[The task] Return all entries below exactly. Skip nothing.

** Opening Available data block **

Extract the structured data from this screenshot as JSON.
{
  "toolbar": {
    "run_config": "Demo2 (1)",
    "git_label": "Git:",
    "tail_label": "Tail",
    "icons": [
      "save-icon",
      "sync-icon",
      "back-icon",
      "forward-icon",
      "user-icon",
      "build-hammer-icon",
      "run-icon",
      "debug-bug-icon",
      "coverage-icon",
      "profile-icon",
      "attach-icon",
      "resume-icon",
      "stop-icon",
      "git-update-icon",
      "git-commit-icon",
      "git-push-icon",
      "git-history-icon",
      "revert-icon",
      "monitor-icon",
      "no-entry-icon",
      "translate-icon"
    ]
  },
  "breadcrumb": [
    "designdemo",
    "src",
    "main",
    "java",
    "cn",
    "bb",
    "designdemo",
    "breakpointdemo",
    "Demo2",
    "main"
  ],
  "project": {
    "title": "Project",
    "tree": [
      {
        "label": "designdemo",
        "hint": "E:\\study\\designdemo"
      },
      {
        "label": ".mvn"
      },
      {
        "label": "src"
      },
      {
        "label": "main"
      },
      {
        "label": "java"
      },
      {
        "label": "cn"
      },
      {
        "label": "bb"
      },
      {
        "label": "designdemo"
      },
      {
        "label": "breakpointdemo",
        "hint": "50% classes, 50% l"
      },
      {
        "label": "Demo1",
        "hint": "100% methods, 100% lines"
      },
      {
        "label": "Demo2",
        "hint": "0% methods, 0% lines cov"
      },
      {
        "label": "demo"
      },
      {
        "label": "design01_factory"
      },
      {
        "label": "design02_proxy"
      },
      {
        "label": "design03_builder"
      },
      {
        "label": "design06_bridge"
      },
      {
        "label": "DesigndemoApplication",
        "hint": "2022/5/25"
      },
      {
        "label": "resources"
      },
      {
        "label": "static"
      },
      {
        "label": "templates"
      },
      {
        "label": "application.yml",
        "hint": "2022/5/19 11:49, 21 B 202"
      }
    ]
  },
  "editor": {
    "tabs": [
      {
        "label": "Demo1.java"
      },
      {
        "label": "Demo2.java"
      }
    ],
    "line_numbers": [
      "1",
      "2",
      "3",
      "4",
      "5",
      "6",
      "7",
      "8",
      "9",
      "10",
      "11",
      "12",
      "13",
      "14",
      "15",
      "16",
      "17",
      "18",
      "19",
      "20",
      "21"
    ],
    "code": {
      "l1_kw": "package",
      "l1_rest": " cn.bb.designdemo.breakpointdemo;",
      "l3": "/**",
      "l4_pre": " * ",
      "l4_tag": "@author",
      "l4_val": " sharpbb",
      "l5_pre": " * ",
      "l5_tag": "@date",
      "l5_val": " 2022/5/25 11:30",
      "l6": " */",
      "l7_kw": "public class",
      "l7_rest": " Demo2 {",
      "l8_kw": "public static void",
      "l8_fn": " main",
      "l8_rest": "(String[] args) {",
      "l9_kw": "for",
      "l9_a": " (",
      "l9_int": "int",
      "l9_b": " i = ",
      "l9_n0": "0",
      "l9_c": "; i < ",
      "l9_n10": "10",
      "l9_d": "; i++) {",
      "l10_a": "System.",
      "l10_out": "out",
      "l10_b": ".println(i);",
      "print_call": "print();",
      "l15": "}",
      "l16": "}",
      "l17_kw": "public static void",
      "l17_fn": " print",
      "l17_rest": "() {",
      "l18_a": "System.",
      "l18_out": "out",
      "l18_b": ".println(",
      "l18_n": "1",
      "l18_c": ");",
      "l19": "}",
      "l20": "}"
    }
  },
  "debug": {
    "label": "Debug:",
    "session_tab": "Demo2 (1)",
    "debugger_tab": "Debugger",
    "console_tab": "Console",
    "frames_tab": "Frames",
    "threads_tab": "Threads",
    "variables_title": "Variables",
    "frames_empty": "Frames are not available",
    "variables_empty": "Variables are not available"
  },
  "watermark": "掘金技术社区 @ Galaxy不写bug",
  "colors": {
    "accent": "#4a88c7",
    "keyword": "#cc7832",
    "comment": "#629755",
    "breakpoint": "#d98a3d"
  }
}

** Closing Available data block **

[Response]
Extract the structured data from this screenshot as JSON.
{
  "toolbar": {
    "run_config": "Demo2 (1)",
    "git_label": "Git:",
    "tail_label": "Tail",
    "icons": [
      "save-icon",
      "sync-icon",
      "back-icon",
      "forward-icon",
      "user-icon",
      "build-hammer-icon",
      "run-icon",
      "debug-bug-icon",
      "coverage-icon",
      "profile-icon",
      "attach-icon",
      "resume-icon",
      "stop-icon",
      "git-update-icon",
      "git-commit-icon",
      "git-push-icon",
      "git-history-icon",
      "revert-icon",
      "monitor-icon",
      "no-entry-icon",
      "translate-icon"
    ]
  },
  "breadcrumb": [
    "designdemo",
    "src",
    "main",
    "java",
    "cn",
    "bb",
    "designdemo",
    "breakpointdemo",
    "Demo2",
    "main"
  ],
  "project": {
    "title": "Project",
    "tree": [
      {
        "label": "designdemo",
        "hint": "E:\\study\\designdemo"
      },
      {
        "label": ".mvn"
      },
      {
        "label": "src"
      },
      {
        "label": "main"
      },
      {
        "label": "java"
      },
      {
        "label": "cn"
      },
      {
        "label": "bb"
      },
      {
        "label": "designdemo"
      },
      {
        "label": "breakpointdemo",
        "hint": "50% classes, 50% l"
      },
      {
        "label": "Demo1",
        "hint": "100% methods, 100% lines"
      },
      {
        "label": "Demo2",
        "hint": "0% methods, 0% lines cov"
      },
      {
        "label": "demo"
      },
      {
        "label": "design01_factory"
      },
      {
        "label": "design02_proxy"
      },
      {
        "label": "design03_builder"
      },
      {
        "label": "design06_bridge"
      },
      {
        "label": "DesigndemoApplication",
        "hint": "2022/5/25"
      },
      {
        "label": "resources"
      },
      {
        "label": "static"
      },
      {
        "label": "templates"
      },
      {
        "label": "application.yml",
        "hint": "2022/5/19 11:49, 21 B 202"
      }
    ]
  },
  "editor": {
    "tabs": [
      {
        "label": "Demo1.java"
      },
      {
        "label": "Demo2.java"
      }
    ],
    "line_numbers": [
      "1",
      "2",
      "3",
      "4",
      "5",
      "6",
      "7",
      "8",
      "9",
      "10",
      "11",
      "12",
      "13",
      "14",
      "15",
      "16",
      "17",
      "18",
      "19",
      "20",
      "21"
    ],
    "code": {
      "l1_kw": "package",
      "l1_rest": " cn.bb.designdemo.breakpointdemo;",
      "l3": "/**",
      "l4_pre": " * ",
      "l4_tag": "@author",
      "l4_val": " sharpbb",
      "l5_pre": " * ",
      "l5_tag": "@date",
      "l5_val": " 2022/5/25 11:30",
      "l6": " */",
      "l7_kw": "public class",
      "l7_rest": " Demo2 {",
      "l8_kw": "public static void",
      "l8_fn": " main",
      "l8_rest": "(String[] args) {",
      "l9_kw": "for",
      "l9_a": " (",
      "l9_int": "int",
      "l9_b": " i = ",
      "l9_n0": "0",
      "l9_c": "; i < ",
      "l9_n10": "10",
      "l9_d": "; i++) {",
      "l10_a": "System.",
      "l10_out": "out",
      "l10_b": ".println(i);",
      "print_call": "print();",
      "l15": "}",
      "l16": "}",
      "l17_kw": "public static void",
      "l17_fn": " print",
      "l17_rest": "() {",
      "l18_a": "System.",
      "l18_out": "out",
      "l18_b": ".println(",
      "l18_n": "1",
      "l18_c": ");",
      "l19": "}",
      "l20": "}"
    }
  },
  "debug": {
    "label": "Debug:",
    "session_tab": "Demo2 (1)",
    "debugger_tab": "Debugger",
    "console_tab": "Console",
    "frames_tab": "Frames",
    "threads_tab": "Threads",
    "variables_title": "Variables",
    "frames_empty": "Frames are not available",
    "variables_empty": "Variables are not available"
  },
  "watermark": "掘金技术社区 @ Galaxy不写bug",
  "colors": {
    "accent": "#4a88c7",
    "keyword": "#cc7832",
    "comment": "#629755",
    "breakpoint": "#d98a3d"
  }
}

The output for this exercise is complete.